Straws and a meth-stained syringe discovered on Singaporean doctor Ler Teck Siang by narcotics officers had been meant for "arts and crafts" projects such as folding an origami star, Ler told a court yesterday.
The items were found in Ler's bag when he and tutor Sim Eng Chee were arrested on March 2 last year, after drugs and drug-related items were found in Sim's hotel room.
Ler, 38, is accused of injecting illegal drugs into Sim - a service known as "slamming" - and faces another charge of possessing drug utensils.
Taking the witness stand on the fifth day of his trial, Ler told the court that the straws were to be folded into origami stars and dog figurines, and that he had intended to dispose of the syringe but had forgotten about it for six months.
He claimed that the straws and syringe were taken from the study room of his former partner, American Mikhy Farrera-Brochez, 34.
Ler is serving a two-year jail sentence for helping the HIV-positive Farrera-Brochez dupe the authorities into allowing the American to work here.
Both men are also at the centre of the HIV Registry data leak scandal.
Sim earlier testified to frequently hiring Ler for his "slamming" services, typically doing so ahead of having sex with other men.
But Ler denied this yesterday, and said that he provided "health advisory services" to Sim, including sports massages and prostate massages.
They had met in August 2017, when Sim contacted him via gay dating app Grindr.
"He told me he was going to meet a sex buddy after I'm done... So I told him I had some experience doing prostate massage," said Ler.
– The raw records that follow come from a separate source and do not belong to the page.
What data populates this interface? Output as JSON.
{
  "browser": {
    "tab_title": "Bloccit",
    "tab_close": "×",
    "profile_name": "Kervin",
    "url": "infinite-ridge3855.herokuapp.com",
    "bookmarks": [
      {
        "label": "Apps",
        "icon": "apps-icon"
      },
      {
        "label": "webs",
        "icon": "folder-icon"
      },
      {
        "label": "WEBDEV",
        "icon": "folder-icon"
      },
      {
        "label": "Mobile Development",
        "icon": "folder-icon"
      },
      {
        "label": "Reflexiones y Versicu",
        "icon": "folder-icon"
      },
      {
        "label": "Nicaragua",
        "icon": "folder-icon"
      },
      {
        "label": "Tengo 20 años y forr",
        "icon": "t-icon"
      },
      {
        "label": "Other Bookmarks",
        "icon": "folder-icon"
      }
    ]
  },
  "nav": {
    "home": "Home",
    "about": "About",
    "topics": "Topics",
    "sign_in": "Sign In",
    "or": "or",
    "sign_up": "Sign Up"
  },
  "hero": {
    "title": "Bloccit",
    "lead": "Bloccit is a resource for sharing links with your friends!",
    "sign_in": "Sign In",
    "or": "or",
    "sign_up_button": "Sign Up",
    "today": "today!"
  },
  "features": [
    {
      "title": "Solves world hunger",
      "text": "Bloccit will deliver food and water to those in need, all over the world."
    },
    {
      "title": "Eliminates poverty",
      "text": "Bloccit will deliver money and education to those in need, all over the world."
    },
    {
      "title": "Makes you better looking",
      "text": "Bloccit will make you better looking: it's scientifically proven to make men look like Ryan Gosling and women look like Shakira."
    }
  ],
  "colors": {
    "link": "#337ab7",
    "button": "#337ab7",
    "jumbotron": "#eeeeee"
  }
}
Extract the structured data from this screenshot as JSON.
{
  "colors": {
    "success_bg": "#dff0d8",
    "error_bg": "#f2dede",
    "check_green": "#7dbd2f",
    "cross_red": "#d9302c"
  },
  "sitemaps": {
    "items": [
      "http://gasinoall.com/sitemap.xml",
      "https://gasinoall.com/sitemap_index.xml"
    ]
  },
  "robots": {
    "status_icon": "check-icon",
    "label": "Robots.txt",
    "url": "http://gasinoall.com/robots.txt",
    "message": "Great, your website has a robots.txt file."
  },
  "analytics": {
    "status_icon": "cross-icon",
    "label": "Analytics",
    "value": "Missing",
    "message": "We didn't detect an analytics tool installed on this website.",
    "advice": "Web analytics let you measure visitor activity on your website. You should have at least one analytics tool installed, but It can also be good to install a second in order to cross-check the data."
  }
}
The massage services and arts and crafts projects were his two methods of supplementing his income, said Ler, as he was not sure if he could renew his doctor's practising certificate in the light of the court proceedings against him for cheating-related offences.
When narcotics officers asked Ler about the syringe in his bag on March 2, he told them that it was an insulin syringe.
He later told them that he used it to dislodge food particles in his teeth, a practice that he learnt from Farrera-Brochez.
"Subsequently, when results (from the Health Sciences Authority) came back... I remembered that I recovered this syringe from the study room of my ex-partner," said Ler.
The straws were also obtained from Farrera-Brochez's study, he added.
Deputy Public Prosecutor (DPP) Nicholas Wuan asked Ler whether he agreed with the proposition that Farrera-Brochez would not have left the syringes lying around if the American man had HIV.
Ler replied: "I have no information to answer that."
DPP Wuan further added that Ler had not made a single mention of the alleged massage services in his statements to the Central Narcotics Bureau (CNB) officers .
"I put it to you that the defences you have raised in your statements to the CNB are afterthoughts," said DPP Wuan.
Ler's trial will continue later this month.